* **Your assignment**
What you give back must match the data character for character.

* **Source data**
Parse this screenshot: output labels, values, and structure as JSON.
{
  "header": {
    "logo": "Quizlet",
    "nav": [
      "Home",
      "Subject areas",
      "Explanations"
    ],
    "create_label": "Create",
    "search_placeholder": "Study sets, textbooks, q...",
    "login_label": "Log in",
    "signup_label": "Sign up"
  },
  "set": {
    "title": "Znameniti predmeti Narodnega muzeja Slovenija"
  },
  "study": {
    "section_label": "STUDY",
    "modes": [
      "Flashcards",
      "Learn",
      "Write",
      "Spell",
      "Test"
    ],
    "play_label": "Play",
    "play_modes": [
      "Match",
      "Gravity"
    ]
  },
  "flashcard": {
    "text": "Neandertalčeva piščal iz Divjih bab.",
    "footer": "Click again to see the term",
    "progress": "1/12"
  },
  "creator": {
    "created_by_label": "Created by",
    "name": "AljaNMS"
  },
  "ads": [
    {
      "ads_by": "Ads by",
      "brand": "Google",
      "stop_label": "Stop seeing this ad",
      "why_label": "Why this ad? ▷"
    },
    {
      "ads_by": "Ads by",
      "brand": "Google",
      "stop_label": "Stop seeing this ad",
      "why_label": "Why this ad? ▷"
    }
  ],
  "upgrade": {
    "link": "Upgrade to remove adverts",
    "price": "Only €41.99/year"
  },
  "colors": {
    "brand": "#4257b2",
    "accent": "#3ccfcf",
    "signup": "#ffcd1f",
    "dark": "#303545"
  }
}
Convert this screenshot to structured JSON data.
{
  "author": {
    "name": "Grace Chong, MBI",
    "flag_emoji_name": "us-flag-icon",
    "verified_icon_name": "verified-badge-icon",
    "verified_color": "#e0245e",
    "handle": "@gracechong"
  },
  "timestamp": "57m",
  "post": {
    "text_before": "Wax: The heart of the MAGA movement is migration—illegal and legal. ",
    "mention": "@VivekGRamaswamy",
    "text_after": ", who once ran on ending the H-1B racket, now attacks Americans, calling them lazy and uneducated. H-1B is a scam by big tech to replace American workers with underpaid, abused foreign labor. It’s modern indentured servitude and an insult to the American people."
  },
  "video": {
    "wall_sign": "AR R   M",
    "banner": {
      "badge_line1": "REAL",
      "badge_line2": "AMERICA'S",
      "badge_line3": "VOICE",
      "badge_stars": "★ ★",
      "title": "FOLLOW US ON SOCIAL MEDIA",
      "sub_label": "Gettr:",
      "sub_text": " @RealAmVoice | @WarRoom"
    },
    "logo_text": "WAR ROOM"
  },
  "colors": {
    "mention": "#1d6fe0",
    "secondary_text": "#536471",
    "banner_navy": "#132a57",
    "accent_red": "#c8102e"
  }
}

* **Your response**
Parse this screenshot: output labels, values, and structure as JSON.
{
  "header": {
    "logo": "Quizlet",
    "nav": [
      "Home",
      "Subject areas",
      "Explanations"
    ],
    "create_label": "Create",
    "search_placeholder": "Study sets, textbooks, q...",
    "login_label": "Log in",
    "signup_label": "Sign up"
  },
  "set": {
    "title": "Znameniti predmeti Narodnega muzeja Slovenija"
  },
  "study": {
    "section_label": "STUDY",
    "modes": [
      "Flashcards",
      "Learn",
      "Write",
      "Spell",
      "Test"
    ],
    "play_label": "Play",
    "play_modes": [
      "Match",
      "Gravity"
    ]
  },
  "flashcard": {
    "text": "Neandertalčeva piščal iz Divjih bab.",
    "footer": "Click again to see the term",
    "progress": "1/12"
  },
  "creator": {
    "created_by_label": "Created by",
    "name": "AljaNMS"
  },
  "ads": [
    {
      "ads_by": "Ads by",
      "brand": "Google",
      "stop_label": "Stop seeing this ad",
      "why_label": "Why this ad? ▷"
    },
    {
      "ads_by": "Ads by",
      "brand": "Google",
      "stop_label": "Stop seeing this ad",
      "why_label": "Why this ad? ▷"
    }
  ],
  "upgrade": {
    "link": "Upgrade to remove adverts",
    "price": "Only €41.99/year"
  },
  "colors": {
    "brand": "#4257b2",
    "accent": "#3ccfcf",
    "signup": "#ffcd1f",
    "dark": "#303545"
  }
}
Convert this screenshot to structured JSON data.
{
  "author": {
    "name": "Grace Chong, MBI",
    "flag_emoji_name": "us-flag-icon",
    "verified_icon_name": "verified-badge-icon",
    "verified_color": "#e0245e",
    "handle": "@gracechong"
  },
  "timestamp": "57m",
  "post": {
    "text_before": "Wax: The heart of the MAGA movement is migration—illegal and legal. ",
    "mention": "@VivekGRamaswamy",
    "text_after": ", who once ran on ending the H-1B racket, now attacks Americans, calling them lazy and uneducated. H-1B is a scam by big tech to replace American workers with underpaid, abused foreign labor. It’s modern indentured servitude and an insult to the American people."
  },
  "video": {
    "wall_sign": "AR R   M",
    "banner": {
      "badge_line1": "REAL",
      "badge_line2": "AMERICA'S",
      "badge_line3": "VOICE",
      "badge_stars": "★ ★",
      "title": "FOLLOW US ON SOCIAL MEDIA",
      "sub_label": "Gettr:",
      "sub_text": " @RealAmVoice | @WarRoom"
    },
    "logo_text": "WAR ROOM"
  },
  "colors": {
    "mention": "#1d6fe0",
    "secondary_text": "#536471",
    "banner_navy": "#132a57",
    "accent_red": "#c8102e"
  }
}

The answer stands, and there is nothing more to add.